In order to successfully complete one brood, Cape Sable seaside sparrows need between 33 and 40 days when water levels do not rise above nest level. If there are less than 40 days where water levels do not drop below the nesting height then sparrows will be unable to breed during that season. If there are 60 days where the tussocks stay dry, the sparrow will be able to complete two broods. If there is greater than 90 days in the dry season, sparrows may be able to complete an additional third brood.
In the late 1970's there were a number of years where the water table was well below the surface. These years provided periods of greater than sixty days for the sparrow to breed. In the years between 1988 to 1992, the number of dry days for breeding was comparable to the late 1970's. The years 1994 and 1996 were some of the wettest on record.
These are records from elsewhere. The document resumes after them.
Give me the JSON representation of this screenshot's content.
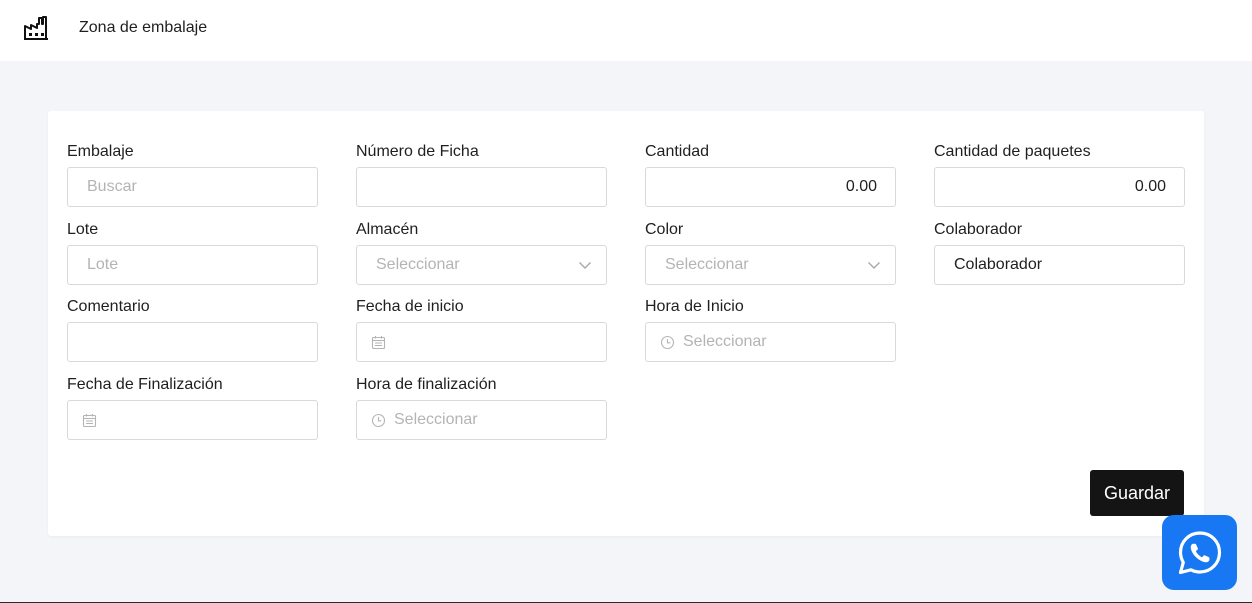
{
  "header": {
    "title": "Zona de embalaje",
    "logo_icon": "factory-icon"
  },
  "form": {
    "embalaje": {
      "label": "Embalaje",
      "placeholder": "Buscar",
      "value": ""
    },
    "numero_ficha": {
      "label": "Número de Ficha",
      "value": ""
    },
    "cantidad": {
      "label": "Cantidad",
      "value": "0.00"
    },
    "cantidad_paquetes": {
      "label": "Cantidad de paquetes",
      "value": "0.00"
    },
    "lote": {
      "label": "Lote",
      "placeholder": "Lote",
      "value": ""
    },
    "almacen": {
      "label": "Almacén",
      "placeholder": "Seleccionar",
      "value": ""
    },
    "color": {
      "label": "Color",
      "placeholder": "Seleccionar",
      "value": ""
    },
    "colaborador": {
      "label": "Colaborador",
      "value": "Colaborador"
    },
    "comentario": {
      "label": "Comentario",
      "value": ""
    },
    "fecha_inicio": {
      "label": "Fecha de inicio",
      "value": ""
    },
    "hora_inicio": {
      "label": "Hora de Inicio",
      "placeholder": "Seleccionar",
      "value": ""
    },
    "fecha_fin": {
      "label": "Fecha de Finalización",
      "value": ""
    },
    "hora_fin": {
      "label": "Hora de finalización",
      "placeholder": "Seleccionar",
      "value": ""
    }
  },
  "actions": {
    "save_label": "Guardar"
  },
  "floating": {
    "whatsapp_icon": "whatsapp-icon"
  },
  "colors": {
    "primary_button": "#141414",
    "whatsapp": "#1877f2",
    "placeholder": "#b4b4b4",
    "border": "#d9d9d9"
  }
}
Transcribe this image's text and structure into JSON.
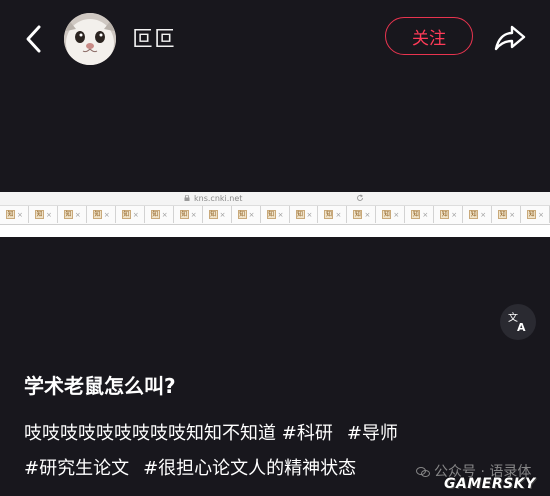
{
  "header": {
    "username": "叵叵",
    "follow_label": "关注",
    "back_icon": "chevron-left-icon",
    "share_icon": "share-arrow-icon",
    "avatar_desc": "avatar"
  },
  "embedded_screenshot": {
    "url": "kns.cnki.net",
    "tab_favicon_text": "知",
    "tab_count": 19
  },
  "post": {
    "title": "学术老鼠怎么叫?",
    "line1_text": "吱吱吱吱吱吱吱吱吱知知不知道",
    "tag_research": "#科研",
    "tag_advisor": "#导师",
    "tag_thesis": "#研究生论文",
    "tag_spirit": "#很担心论文人的精神状态"
  },
  "watermark": {
    "text": "公众号 · 语录体",
    "logo": "GAMERSKY"
  },
  "colors": {
    "background": "#18171d",
    "accent": "#ff3b58",
    "text": "#ffffff"
  }
}
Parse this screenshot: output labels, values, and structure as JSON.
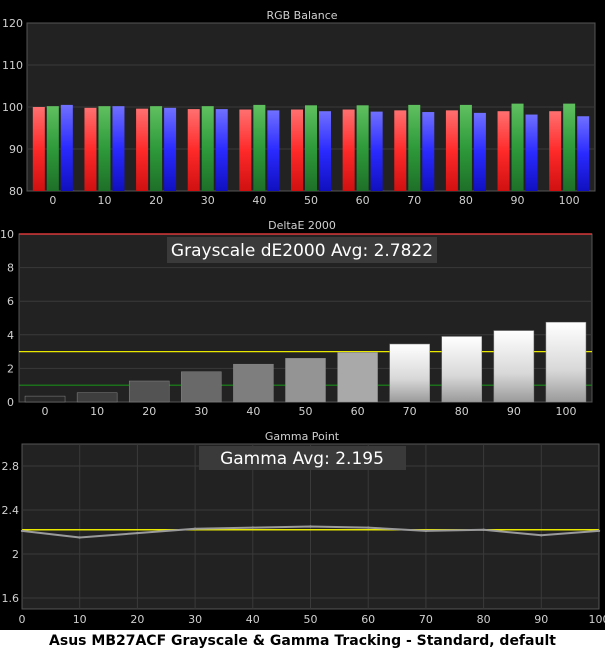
{
  "caption": "Asus MB27ACF Grayscale & Gamma Tracking - Standard, default",
  "colors": {
    "background": "#000000",
    "plot_background": "#222222",
    "grid": "#3a3a3a",
    "axis_text": "#d0d0d0",
    "red": "#ff3333",
    "green": "#33a040",
    "blue": "#3333ff",
    "threshold_red": "#ff4040",
    "threshold_yellow": "#e8e800",
    "threshold_green": "#1a8a1a",
    "gamma_line": "#9a9a9a",
    "gamma_target": "#e8e800"
  },
  "chart_data": [
    {
      "type": "bar",
      "title": "RGB Balance",
      "categories": [
        "0",
        "10",
        "20",
        "30",
        "40",
        "50",
        "60",
        "70",
        "80",
        "90",
        "100"
      ],
      "ylim": [
        80,
        120
      ],
      "yticks": [
        80,
        90,
        100,
        110,
        120
      ],
      "series": [
        {
          "color": "red",
          "values": [
            100,
            99.8,
            99.6,
            99.5,
            99.4,
            99.4,
            99.4,
            99.2,
            99.2,
            99.0,
            99.0
          ]
        },
        {
          "color": "green",
          "values": [
            100.2,
            100.2,
            100.2,
            100.2,
            100.5,
            100.4,
            100.4,
            100.5,
            100.5,
            100.8,
            100.8
          ]
        },
        {
          "color": "blue",
          "values": [
            100.5,
            100.2,
            99.8,
            99.5,
            99.2,
            99.0,
            98.9,
            98.8,
            98.6,
            98.2,
            97.8
          ]
        }
      ]
    },
    {
      "type": "bar",
      "title": "DeltaE 2000",
      "annotation": "Grayscale dE2000 Avg: 2.7822",
      "categories": [
        "0",
        "10",
        "20",
        "30",
        "40",
        "50",
        "60",
        "70",
        "80",
        "90",
        "100"
      ],
      "values": [
        0.35,
        0.55,
        1.25,
        1.8,
        2.25,
        2.6,
        2.95,
        3.45,
        3.9,
        4.25,
        4.75
      ],
      "ylim": [
        0,
        10
      ],
      "yticks": [
        0,
        2,
        4,
        6,
        8,
        10
      ],
      "thresholds": [
        {
          "value": 10,
          "color": "red"
        },
        {
          "value": 3,
          "color": "yellow"
        },
        {
          "value": 1,
          "color": "green"
        }
      ]
    },
    {
      "type": "line",
      "title": "Gamma Point",
      "annotation": "Gamma Avg: 2.195",
      "x": [
        0,
        10,
        20,
        30,
        40,
        50,
        60,
        70,
        80,
        90,
        100
      ],
      "y": [
        2.21,
        2.15,
        2.19,
        2.23,
        2.24,
        2.25,
        2.24,
        2.21,
        2.22,
        2.17,
        2.21
      ],
      "target": 2.22,
      "ylim": [
        1.5,
        3.0
      ],
      "yticks": [
        1.6,
        2,
        2.4,
        2.8
      ],
      "xlim": [
        0,
        100
      ],
      "xticks": [
        "0",
        "10",
        "20",
        "30",
        "40",
        "50",
        "60",
        "70",
        "80",
        "90",
        "100"
      ]
    }
  ]
}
During these years most nests in the western sub-population were unsuccessful.